Data records:
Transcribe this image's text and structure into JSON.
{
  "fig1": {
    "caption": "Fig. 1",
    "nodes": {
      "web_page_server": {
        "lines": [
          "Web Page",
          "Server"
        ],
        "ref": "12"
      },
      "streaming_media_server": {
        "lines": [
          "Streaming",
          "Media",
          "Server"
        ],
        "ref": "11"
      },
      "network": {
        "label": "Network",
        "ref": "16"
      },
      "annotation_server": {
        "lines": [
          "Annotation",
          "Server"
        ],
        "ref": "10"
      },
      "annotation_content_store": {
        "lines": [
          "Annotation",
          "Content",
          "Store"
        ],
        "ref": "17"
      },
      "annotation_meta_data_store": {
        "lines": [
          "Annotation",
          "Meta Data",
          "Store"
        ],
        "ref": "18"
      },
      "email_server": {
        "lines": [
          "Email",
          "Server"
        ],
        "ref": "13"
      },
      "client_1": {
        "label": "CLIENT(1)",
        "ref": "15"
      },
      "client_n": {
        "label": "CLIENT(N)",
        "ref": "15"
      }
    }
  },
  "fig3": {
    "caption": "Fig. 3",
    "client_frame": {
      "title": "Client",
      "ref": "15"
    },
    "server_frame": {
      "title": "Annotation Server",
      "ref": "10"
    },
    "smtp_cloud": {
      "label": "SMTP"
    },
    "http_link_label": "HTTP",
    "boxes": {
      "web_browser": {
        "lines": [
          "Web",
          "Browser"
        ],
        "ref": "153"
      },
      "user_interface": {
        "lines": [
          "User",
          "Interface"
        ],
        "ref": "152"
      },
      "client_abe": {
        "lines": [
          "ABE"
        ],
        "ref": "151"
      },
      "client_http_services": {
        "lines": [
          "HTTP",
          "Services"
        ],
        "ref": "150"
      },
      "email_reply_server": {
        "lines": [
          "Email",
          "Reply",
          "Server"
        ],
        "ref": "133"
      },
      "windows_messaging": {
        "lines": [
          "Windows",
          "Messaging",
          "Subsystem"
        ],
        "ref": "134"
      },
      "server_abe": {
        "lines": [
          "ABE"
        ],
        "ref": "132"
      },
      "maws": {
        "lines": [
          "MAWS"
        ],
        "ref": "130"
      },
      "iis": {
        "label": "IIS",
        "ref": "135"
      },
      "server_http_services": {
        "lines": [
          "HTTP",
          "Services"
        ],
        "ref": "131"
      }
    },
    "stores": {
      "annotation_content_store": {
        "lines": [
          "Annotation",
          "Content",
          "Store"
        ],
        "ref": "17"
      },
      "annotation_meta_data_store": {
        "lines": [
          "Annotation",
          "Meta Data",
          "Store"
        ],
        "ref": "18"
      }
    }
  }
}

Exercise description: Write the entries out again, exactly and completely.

Written answer:
Transcribe this image's text and structure into JSON.
{
  "fig1": {
    "caption": "Fig. 1",
    "nodes": {
      "web_page_server": {
        "lines": [
          "Web Page",
          "Server"
        ],
        "ref": "12"
      },
      "streaming_media_server": {
        "lines": [
          "Streaming",
          "Media",
          "Server"
        ],
        "ref": "11"
      },
      "network": {
        "label": "Network",
        "ref": "16"
      },
      "annotation_server": {
        "lines": [
          "Annotation",
          "Server"
        ],
        "ref": "10"
      },
      "annotation_content_store": {
        "lines": [
          "Annotation",
          "Content",
          "Store"
        ],
        "ref": "17"
      },
      "annotation_meta_data_store": {
        "lines": [
          "Annotation",
          "Meta Data",
          "Store"
        ],
        "ref": "18"
      },
      "email_server": {
        "lines": [
          "Email",
          "Server"
        ],
        "ref": "13"
      },
      "client_1": {
        "label": "CLIENT(1)",
        "ref": "15"
      },
      "client_n": {
        "label": "CLIENT(N)",
        "ref": "15"
      }
    }
  },
  "fig3": {
    "caption": "Fig. 3",
    "client_frame": {
      "title": "Client",
      "ref": "15"
    },
    "server_frame": {
      "title": "Annotation Server",
      "ref": "10"
    },
    "smtp_cloud": {
      "label": "SMTP"
    },
    "http_link_label": "HTTP",
    "boxes": {
      "web_browser": {
        "lines": [
          "Web",
          "Browser"
        ],
        "ref": "153"
      },
      "user_interface": {
        "lines": [
          "User",
          "Interface"
        ],
        "ref": "152"
      },
      "client_abe": {
        "lines": [
          "ABE"
        ],
        "ref": "151"
      },
      "client_http_services": {
        "lines": [
          "HTTP",
          "Services"
        ],
        "ref": "150"
      },
      "email_reply_server": {
        "lines": [
          "Email",
          "Reply",
          "Server"
        ],
        "ref": "133"
      },
      "windows_messaging": {
        "lines": [
          "Windows",
          "Messaging",
          "Subsystem"
        ],
        "ref": "134"
      },
      "server_abe": {
        "lines": [
          "ABE"
        ],
        "ref": "132"
      },
      "maws": {
        "lines": [
          "MAWS"
        ],
        "ref": "130"
      },
      "iis": {
        "label": "IIS",
        "ref": "135"
      },
      "server_http_services": {
        "lines": [
          "HTTP",
          "Services"
        ],
        "ref": "131"
      }
    },
    "stores": {
      "annotation_content_store": {
        "lines": [
          "Annotation",
          "Content",
          "Store"
        ],
        "ref": "17"
      },
      "annotation_meta_data_store": {
        "lines": [
          "Annotation",
          "Meta Data",
          "Store"
        ],
        "ref": "18"
      }
    }
  }
}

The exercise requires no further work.